Wednesday, February 10, 2016

Sometimes being "polite" is overrated -- contains a "NOTE TO THE IDIOTS OF THE WORLD"

This past weekend I went to a writer's group meeting.

The presenter was horrible. HORRIBLE.

He was unprepared, obnoxious and a misogynist. AND he didn't even freaking speak about what he was supposed to because he was too busy stroking his own damn ego.

I'm not exaggerating. His blamed his unpreparedness on being a "good person".

**NOTE TO THE IDIOTS OF THE WORLD** -- If you have to tell people how good, or smart, or kind you are, chances are you're not all that good/smart/kind.

I knew within three minutes that the session was going to be a disaster and yet I stayed through the whole thing.

It's Wednesday, and I'm still frustrated at myself for not walking out.

Normally I have no problem walking out. As a general practice, I sit in the back of workshops so that I can walk out without disturbing others.

Some people think this is rude.

I happen to think that if something is not worth your time, you shouldn't feel stuck.

Side note: It can be challenging to set up speakers at meetings, so this rant is in no way a reflection of the group, just of the obnoxious speaker who wasted 2.5 hours of my life. The last two speakers I saw that the group had, a novelist and a hospice nurse, were AWESOME.

So why didn't I just get up and walk out of this meeting?

1) Because the room is laid out in a way that doesn't allow for easy escape.

2) Because I was attending with a friend, and I didn't want to make her uncomfortable


This is the second time this has happened in the past couple of weeks.
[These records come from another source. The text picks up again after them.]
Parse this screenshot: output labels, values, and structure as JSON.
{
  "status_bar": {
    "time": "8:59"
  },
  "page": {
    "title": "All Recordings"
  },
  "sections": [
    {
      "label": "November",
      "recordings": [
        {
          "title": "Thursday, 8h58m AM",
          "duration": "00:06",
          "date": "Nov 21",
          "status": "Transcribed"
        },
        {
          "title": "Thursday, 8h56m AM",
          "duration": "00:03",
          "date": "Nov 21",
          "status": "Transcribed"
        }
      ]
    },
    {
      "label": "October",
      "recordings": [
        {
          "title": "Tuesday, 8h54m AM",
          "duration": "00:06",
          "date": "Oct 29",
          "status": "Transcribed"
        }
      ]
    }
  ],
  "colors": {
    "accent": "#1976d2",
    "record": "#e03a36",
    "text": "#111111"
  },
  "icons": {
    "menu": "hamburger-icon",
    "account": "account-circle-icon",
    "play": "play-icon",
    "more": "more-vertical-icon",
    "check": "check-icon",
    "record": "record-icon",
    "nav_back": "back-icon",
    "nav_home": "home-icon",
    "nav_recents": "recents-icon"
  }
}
I went to see a play with a friend and hated it too. I wanted to leave during the intermission. (See, I'm not so rude that I'd get up and disturb everyone during the show.) My friend wanted to stick it out.

If possible, the second act was worst than the first.

So I'm invoking a new rule for myself: I give myself permission to get up and get out of any situation that I want.

If people are offended, too bad.

Life is too short to spend being miserable.

Tell me Killer Friends: Do you stay in situations where you're miserable? Do you walk out of workshops? Plays? Concerts? Talks?

(I have to say that I've walked out of workshops at conferences and ducked into others and more often than not found my second "choice" to be worthwhile.)


Joan Varner said...

Being of a "certain" age now I do walk out when something is not an enjoyable experience. Life is too short to waste being miserable. If I'm with a friend and they want to "stick it out" then that is their choice. I will wait in the car with a book. I always have a book with me - just in case.

B.E. Sanderson said...

And now I'm curious about who it was and what he said. LOL. I'm so sorry you had to sit through whatever it was. On the bright side, he would probably make excellent fodder for a tertiary character in one of your novels.

I'd walk out. These days, though, I don't put myself in the position to have to walk out of anywhere. The hermit life has its bennies. ;o) Stepping away from an internet lecture or video or whatever is so much simpler.

jblynn said...

Joan -- the beauty of always having a book with you!

B.E. -- He'd make a good tertiary character if I could kill him off.

L said...

I would want to walk out but probably would not want to call attention. On the other hand, now that I'm a mature woman (old), I might just say 'what the hell' and leave. Life is too short. If you have a book, you could take notes on what was being said to occupy your mind. I love your books so I'm sure you can get something going.

Karyn Good said...

I can get something out of almost any unpleasant situation. But not if it involves listening to a misogynist or some man 'splaining things to little old me? That is where my niceness draws the line.

jblynn said...

L -- LOL, I got a lot of doodling done

Karyn -- I often can too, but this guy was insufferable.

Em-Musing said...

Oooh, interesting question. I have left some functions, but my friend who had accompanied me wanted to leave too. I've faked why I was leaving by asking the person next to me where the bathroom was, as if the speaker would know why I Ieft, right? I always sit on an aisle seat for an easy escape. And sometimes when I had to stay put, I just went into the happy place in my head. Always entertaining there.